Witty Players; Playful Wits
11 April 2007 – 18 May 2007

Originally, the game is the rehearsal of the real actions occurring in life. As children, we play adults, simulate adult situations, play with adult objects. And as adults, we would often rather play with our children's toys, then they do.Games always have an allegoric connection to our life.The game may put our ability to solve problems to the test, show us how much we can adapt to unexpected situations.In our life, we have to adapt to newer and newer rules numerous times, in which we rarely find any pleasure. While playing, we adapt to rules that we undertake gladly when we start playing. Thus, what we play and how we play reflects our most inner selves. Who hasn't lived through the thrill, apart from the joy of the game, often ending in fierce emotions, caused by the outcome of the contingent winning or losing. The diversity of the game delights our minds, we can enjoy the harmony of antitheses in parlor games.We can play without tools, with each other, with our everyday actions, words, numbers, thoughts.And, of course, there are also games that we play with objects.But the toy is not only the object itself, but also the way we use it, what we do with it. Our idea of what we consider as toy, can be very expressive. A pearl necklace, our dress, our own room, a combination of numbers is a toy for us. Or is it possible that we play the survival game? Do we provoke the unexpected situations against us? And where do we do all this? Live or on the virtual screen?

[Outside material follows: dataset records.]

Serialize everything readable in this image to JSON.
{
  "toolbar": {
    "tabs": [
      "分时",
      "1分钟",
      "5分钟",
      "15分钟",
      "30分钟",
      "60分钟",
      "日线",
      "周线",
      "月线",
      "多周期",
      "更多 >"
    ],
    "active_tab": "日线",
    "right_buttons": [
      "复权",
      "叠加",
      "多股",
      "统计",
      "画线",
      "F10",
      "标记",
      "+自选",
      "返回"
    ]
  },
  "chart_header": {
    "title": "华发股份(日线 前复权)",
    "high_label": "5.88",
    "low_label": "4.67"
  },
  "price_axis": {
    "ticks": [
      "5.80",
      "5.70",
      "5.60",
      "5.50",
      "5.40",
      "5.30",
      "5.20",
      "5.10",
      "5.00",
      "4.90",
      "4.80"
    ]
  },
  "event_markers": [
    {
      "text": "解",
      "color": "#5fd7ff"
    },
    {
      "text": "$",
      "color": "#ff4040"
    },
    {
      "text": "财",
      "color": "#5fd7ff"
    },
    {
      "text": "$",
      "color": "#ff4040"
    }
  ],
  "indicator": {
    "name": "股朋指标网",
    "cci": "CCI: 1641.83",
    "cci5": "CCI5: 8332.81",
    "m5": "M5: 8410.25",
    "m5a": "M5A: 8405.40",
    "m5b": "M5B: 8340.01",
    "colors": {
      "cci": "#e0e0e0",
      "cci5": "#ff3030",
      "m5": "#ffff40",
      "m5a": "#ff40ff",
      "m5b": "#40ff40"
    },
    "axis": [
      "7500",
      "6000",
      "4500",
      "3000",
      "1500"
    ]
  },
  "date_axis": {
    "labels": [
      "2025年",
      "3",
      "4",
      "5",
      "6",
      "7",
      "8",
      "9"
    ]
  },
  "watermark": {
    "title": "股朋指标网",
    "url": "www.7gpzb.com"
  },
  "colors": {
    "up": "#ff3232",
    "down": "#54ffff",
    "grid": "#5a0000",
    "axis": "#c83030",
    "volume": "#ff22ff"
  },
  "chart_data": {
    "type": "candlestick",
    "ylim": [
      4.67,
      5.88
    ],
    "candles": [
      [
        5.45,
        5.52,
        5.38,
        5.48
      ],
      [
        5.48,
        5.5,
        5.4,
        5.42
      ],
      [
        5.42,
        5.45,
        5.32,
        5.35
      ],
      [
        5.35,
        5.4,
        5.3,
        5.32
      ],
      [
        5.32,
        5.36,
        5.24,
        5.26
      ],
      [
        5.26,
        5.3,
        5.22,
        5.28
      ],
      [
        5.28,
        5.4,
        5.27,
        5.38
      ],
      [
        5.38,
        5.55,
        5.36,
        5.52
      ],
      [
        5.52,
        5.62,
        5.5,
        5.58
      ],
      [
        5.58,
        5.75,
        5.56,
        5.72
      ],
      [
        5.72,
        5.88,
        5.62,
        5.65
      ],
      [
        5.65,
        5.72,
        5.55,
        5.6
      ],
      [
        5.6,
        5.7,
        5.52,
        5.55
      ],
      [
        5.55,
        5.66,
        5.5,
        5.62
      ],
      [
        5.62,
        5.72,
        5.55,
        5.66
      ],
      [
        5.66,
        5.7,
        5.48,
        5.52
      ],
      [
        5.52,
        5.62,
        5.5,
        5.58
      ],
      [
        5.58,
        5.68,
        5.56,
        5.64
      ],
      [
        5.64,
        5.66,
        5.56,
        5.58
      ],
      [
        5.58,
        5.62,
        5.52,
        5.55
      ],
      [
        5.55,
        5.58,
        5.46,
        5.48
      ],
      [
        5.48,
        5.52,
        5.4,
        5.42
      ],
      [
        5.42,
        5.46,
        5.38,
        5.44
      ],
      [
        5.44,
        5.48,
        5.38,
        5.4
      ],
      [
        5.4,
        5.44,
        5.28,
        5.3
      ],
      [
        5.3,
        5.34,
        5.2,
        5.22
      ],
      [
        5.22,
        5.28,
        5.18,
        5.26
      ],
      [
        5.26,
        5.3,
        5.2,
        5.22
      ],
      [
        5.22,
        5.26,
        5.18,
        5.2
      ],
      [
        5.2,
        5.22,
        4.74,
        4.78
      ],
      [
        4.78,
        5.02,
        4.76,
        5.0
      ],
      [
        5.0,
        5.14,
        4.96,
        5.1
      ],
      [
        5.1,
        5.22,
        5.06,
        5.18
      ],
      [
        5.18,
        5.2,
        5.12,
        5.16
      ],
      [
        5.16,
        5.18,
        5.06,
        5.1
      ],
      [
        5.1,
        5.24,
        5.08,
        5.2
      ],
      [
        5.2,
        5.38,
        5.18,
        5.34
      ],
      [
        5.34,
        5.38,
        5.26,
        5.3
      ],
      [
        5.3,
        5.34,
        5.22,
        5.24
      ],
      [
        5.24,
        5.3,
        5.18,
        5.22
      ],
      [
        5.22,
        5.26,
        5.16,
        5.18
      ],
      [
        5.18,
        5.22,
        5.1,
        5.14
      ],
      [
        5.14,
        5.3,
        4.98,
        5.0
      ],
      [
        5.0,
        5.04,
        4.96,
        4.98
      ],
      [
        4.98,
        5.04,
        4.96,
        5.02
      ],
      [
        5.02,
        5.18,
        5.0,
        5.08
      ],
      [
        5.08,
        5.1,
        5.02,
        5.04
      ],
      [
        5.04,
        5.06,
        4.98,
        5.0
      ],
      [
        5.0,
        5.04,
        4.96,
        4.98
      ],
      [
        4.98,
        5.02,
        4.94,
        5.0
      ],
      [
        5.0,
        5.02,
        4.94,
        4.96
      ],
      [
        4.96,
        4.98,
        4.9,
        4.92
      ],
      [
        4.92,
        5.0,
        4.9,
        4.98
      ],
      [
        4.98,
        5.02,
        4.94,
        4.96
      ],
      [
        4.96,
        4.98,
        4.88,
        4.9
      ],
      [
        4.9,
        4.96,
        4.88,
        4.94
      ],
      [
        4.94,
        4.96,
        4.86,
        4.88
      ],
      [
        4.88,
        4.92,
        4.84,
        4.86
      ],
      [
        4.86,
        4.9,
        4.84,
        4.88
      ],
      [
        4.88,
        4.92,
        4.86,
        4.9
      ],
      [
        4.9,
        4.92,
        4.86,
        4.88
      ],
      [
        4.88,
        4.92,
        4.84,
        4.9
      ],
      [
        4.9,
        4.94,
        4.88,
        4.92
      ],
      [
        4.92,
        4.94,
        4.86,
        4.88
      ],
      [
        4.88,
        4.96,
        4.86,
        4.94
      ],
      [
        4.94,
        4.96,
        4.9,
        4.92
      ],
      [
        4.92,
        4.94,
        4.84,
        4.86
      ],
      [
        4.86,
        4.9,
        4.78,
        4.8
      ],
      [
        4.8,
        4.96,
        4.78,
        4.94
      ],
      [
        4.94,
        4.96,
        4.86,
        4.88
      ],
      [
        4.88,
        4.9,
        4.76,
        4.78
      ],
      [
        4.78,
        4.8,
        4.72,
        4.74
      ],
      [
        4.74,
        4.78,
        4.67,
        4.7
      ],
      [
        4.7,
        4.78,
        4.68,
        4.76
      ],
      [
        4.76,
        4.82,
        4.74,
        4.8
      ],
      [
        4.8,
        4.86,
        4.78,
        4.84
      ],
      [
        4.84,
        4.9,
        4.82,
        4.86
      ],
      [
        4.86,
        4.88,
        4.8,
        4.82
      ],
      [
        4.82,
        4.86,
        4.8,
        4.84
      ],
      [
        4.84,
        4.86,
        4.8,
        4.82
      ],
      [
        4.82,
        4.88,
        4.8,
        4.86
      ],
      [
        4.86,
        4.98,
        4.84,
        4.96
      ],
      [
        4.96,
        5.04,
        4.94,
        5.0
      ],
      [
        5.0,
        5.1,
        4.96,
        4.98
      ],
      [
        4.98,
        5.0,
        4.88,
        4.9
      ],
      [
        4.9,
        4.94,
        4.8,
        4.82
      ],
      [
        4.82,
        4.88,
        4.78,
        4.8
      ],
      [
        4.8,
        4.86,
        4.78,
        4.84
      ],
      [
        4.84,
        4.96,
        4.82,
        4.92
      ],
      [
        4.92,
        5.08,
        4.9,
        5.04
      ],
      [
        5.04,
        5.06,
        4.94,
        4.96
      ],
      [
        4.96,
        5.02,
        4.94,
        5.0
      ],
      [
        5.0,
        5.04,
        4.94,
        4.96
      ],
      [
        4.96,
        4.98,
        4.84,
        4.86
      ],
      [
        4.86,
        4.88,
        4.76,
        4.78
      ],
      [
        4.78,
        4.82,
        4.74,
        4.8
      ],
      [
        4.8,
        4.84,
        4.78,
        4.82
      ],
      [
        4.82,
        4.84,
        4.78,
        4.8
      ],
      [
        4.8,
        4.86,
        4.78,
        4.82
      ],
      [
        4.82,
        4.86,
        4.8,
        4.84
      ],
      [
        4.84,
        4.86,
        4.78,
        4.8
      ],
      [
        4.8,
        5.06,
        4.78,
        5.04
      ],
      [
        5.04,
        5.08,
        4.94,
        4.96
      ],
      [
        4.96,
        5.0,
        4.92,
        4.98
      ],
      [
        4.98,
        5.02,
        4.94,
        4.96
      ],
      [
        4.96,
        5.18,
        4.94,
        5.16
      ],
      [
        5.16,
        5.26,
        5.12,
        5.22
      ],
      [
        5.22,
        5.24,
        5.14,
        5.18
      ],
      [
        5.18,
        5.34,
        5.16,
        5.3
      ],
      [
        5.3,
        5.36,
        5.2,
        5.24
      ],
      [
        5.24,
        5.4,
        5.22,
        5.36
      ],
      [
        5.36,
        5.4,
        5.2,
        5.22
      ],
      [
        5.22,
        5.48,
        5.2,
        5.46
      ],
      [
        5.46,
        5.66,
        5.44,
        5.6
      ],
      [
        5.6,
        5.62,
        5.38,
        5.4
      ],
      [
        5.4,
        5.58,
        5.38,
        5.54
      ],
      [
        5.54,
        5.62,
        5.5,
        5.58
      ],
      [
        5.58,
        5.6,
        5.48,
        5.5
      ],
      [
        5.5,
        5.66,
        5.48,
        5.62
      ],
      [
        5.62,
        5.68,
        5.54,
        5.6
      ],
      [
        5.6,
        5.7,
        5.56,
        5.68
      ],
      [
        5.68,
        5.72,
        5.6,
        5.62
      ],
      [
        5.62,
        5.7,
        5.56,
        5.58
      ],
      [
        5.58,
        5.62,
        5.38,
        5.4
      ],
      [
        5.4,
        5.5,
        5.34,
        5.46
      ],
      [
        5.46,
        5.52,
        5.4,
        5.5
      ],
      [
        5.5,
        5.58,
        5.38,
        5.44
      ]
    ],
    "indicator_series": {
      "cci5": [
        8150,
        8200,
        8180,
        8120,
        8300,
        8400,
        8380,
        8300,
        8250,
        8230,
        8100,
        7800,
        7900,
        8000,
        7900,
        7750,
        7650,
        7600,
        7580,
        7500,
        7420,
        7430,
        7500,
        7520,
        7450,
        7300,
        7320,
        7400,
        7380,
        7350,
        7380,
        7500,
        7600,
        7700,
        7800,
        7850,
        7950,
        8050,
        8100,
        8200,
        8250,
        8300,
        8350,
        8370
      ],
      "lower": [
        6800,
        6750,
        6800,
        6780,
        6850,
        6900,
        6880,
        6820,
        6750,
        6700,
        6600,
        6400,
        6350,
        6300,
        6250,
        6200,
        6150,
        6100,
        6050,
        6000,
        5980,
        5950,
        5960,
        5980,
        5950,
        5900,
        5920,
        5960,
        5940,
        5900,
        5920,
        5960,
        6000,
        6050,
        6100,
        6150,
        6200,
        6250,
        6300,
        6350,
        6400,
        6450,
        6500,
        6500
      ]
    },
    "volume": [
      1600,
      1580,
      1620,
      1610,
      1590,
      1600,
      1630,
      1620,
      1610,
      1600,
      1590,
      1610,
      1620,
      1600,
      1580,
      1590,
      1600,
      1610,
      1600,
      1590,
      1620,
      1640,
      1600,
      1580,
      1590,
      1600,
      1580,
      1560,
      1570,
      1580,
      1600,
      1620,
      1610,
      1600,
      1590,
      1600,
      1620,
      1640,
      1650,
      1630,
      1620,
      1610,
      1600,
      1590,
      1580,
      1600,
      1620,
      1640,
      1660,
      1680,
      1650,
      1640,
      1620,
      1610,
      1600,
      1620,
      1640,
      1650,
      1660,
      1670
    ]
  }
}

Playing is a serious thing. If you play with me, you play with my mind, I let you get closer to me.

On the exhibition of the Inda Gallery, we can see the miracle of realised games, the rich fantasy-world of our everyday "games", interpreted by the artists, through the works of the sculptor Zsófia Farkas, the painter Zsuzsa Gesztelyi Nagy, and the sculptor Szilvia Takács.

Parádi, Judit art historiancurator of the exhibition